Their trip was partially underwritten by the Jewish Federation of South Palm Beach County. The idea of funding the trip was “one small way” to remind the kids they are not alone, the Jewish Federation said.

“They are not yesterday’s news,” said Marla Egers, executive vice president. “We have not moved on.”

Since the war broke out on the Jewish holiday of Simchat Torah, Hamas has been firing rockets into Israel, and families have scattered from among the border. That stopped the teens from being able to meet up and play since they were dispersed throughout the country.

Guy’s moshav neighbor and teammate is Shahar Aharon, a 12-year-old in the seventh grade. They live one kilometer from the Gaza border.

“The kids were evicted from their homes” since October, he said. The chance to visit South Florida gave them a brief sense of having “no pressure.”

“It’s like a chofesh,” said Elad Elmaliah, 14, a 9th grader, describing in Hebrew a feeling of freedom, or getting a break. His family was forced farther south to the city of Eilat while his father, who works in computer technology, was called to serve in the Army reserves.

In South Florida, he said, is “more chill.”

Coach Sagi Katav said his team is made up of 26 boys. They’re in grades seven through nine — middle-school level in Israel.

They are a team made up of eight kibbutzim and moshavim — different structures of neighborhood collectives — all in the southern part of the country surrounding Ashkelon.

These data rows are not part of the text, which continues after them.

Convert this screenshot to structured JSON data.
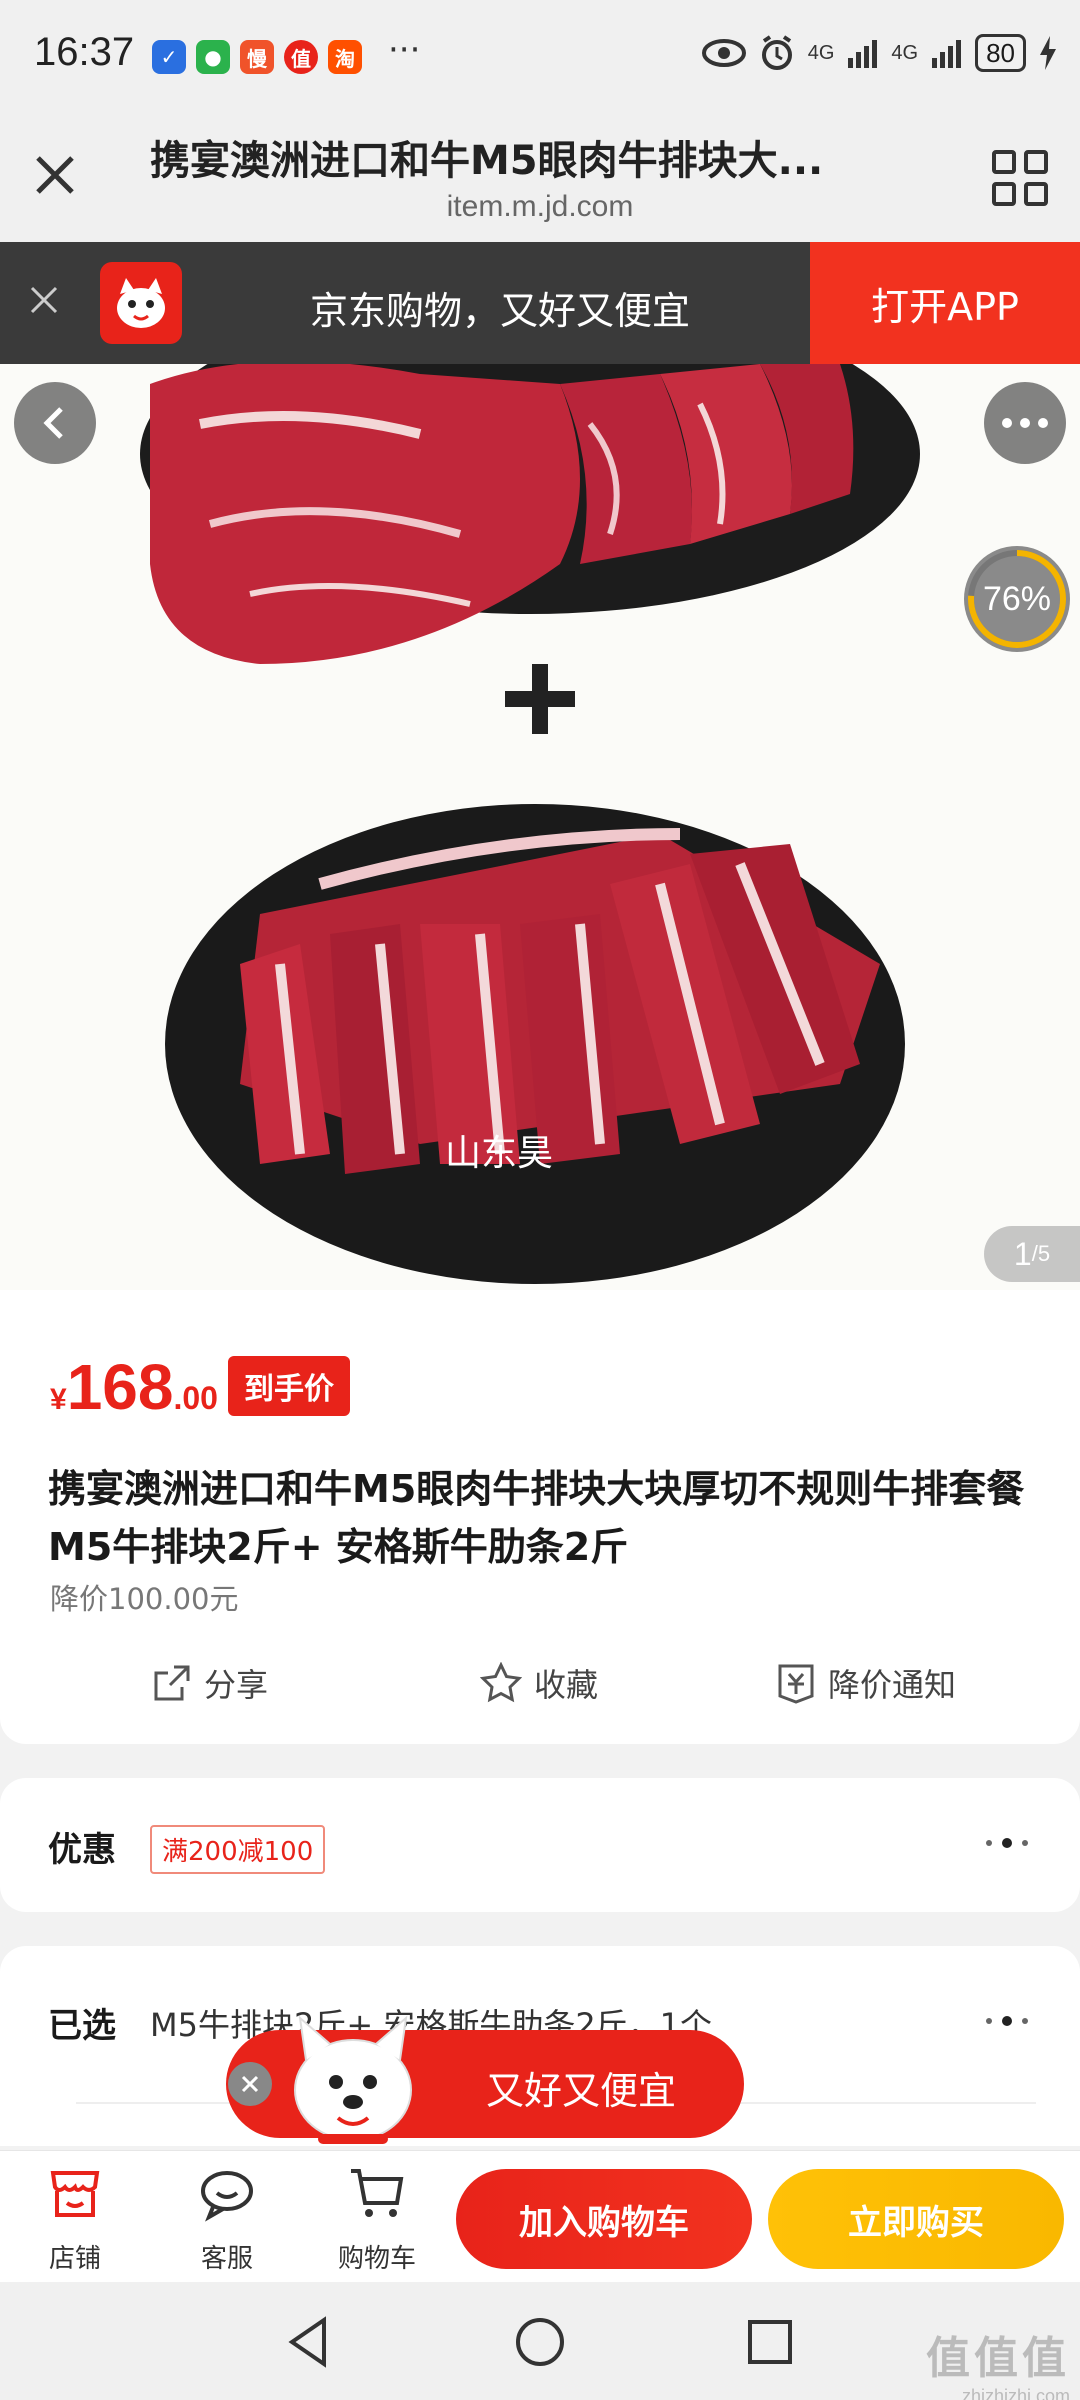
{
  "status_bar": {
    "time": "16:37",
    "app_icons": [
      "shield-app-icon",
      "wechat-icon",
      "man-app-icon",
      "zhi-app-icon",
      "taobao-icon"
    ],
    "app_labels": [
      "",
      "",
      "慢",
      "值",
      "淘"
    ],
    "more": "···",
    "signal1": "4G",
    "signal2": "4G",
    "battery": "80"
  },
  "title_bar": {
    "title": "携宴澳洲进口和牛M5眼肉牛排块大...",
    "url": "item.m.jd.com"
  },
  "banner": {
    "text": "京东购物，又好又便宜",
    "open_button": "打开APP"
  },
  "gallery": {
    "watermark": "山东昊",
    "progress": "76%",
    "progress_value": 0.76,
    "current": "1",
    "total": "/5"
  },
  "product": {
    "currency": "¥",
    "price_int": "168",
    "price_dec": ".00",
    "price_tag": "到手价",
    "title": "携宴澳洲进口和牛M5眼肉牛排块大块厚切不规则牛排套餐 M5牛排块2斤+ 安格斯牛肋条2斤",
    "price_drop": "降价100.00元",
    "actions": {
      "share": "分享",
      "favorite": "收藏",
      "notify": "降价通知"
    }
  },
  "promo": {
    "label": "优惠",
    "tag": "满200减100"
  },
  "selected": {
    "label": "已选",
    "value": "M5牛排块2斤+ 安格斯牛肋条2斤，1个"
  },
  "floating_promo": {
    "text": "又好又便宜"
  },
  "bottom_bar": {
    "store": "店铺",
    "service": "客服",
    "cart": "购物车",
    "add_to_cart": "加入购物车",
    "buy_now": "立即购买"
  },
  "watermark": {
    "main": "值值值",
    "sub": "zhizhizhi.com"
  },
  "colors": {
    "accent": "#e8231a",
    "buy": "#f9b800",
    "banner_bg": "#3a3a3a"
  }
}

They’ve been unable to be a team since the attacks displaced about half the families, including Katav, who moved north. They were fleeing rockets being launched by Hamas but also the proximity to Gaza turned the areas into military staging areas and Israeli civilians would be in the way.

And there’s been tragedy: One team member lives on a moshav that was ambushed on Oct. 7, and the child’s father and uncle were shot to death.

The Jewish Federation of South Palm Beach County has been raising money for the emergency campaign, which includes relocating Israelis whose homes have been damaged by Hamas rockets or they had to be proactively evacuated. They’ve needed clothes and food, among other essentials. The fundraiser also included providing emotional-trauma support.

“The local Jewish community feels the need to be there and be there generously,” said Dana Vizner, the Federation’s chief planning officer. “It’s important these kids know there is a global Jewish community who support them.”

About 1,200 Israelis were killed in the Oct. 7 attacks after fighters breeched a security border fence, raping, mutilating, burning families alive, and kidnapping more into Gaza, including elderly and children. Another 223 soldiers have died during the subsequent fighting.

Hamas claims the death toll in Gaza reached 27,000 people Friday but the organization does not differentiate between fighters and civilians, or those killed by their own misfired rockets.

Israel argues the war against Hamas will continue until both Hamas and its underground tunnel network is destroyed, and more than 100 remaining Jewish hostages are freed.

Lisa J. Huriash can be reached at Follow on X, formerly Twitter, @LisaHuriash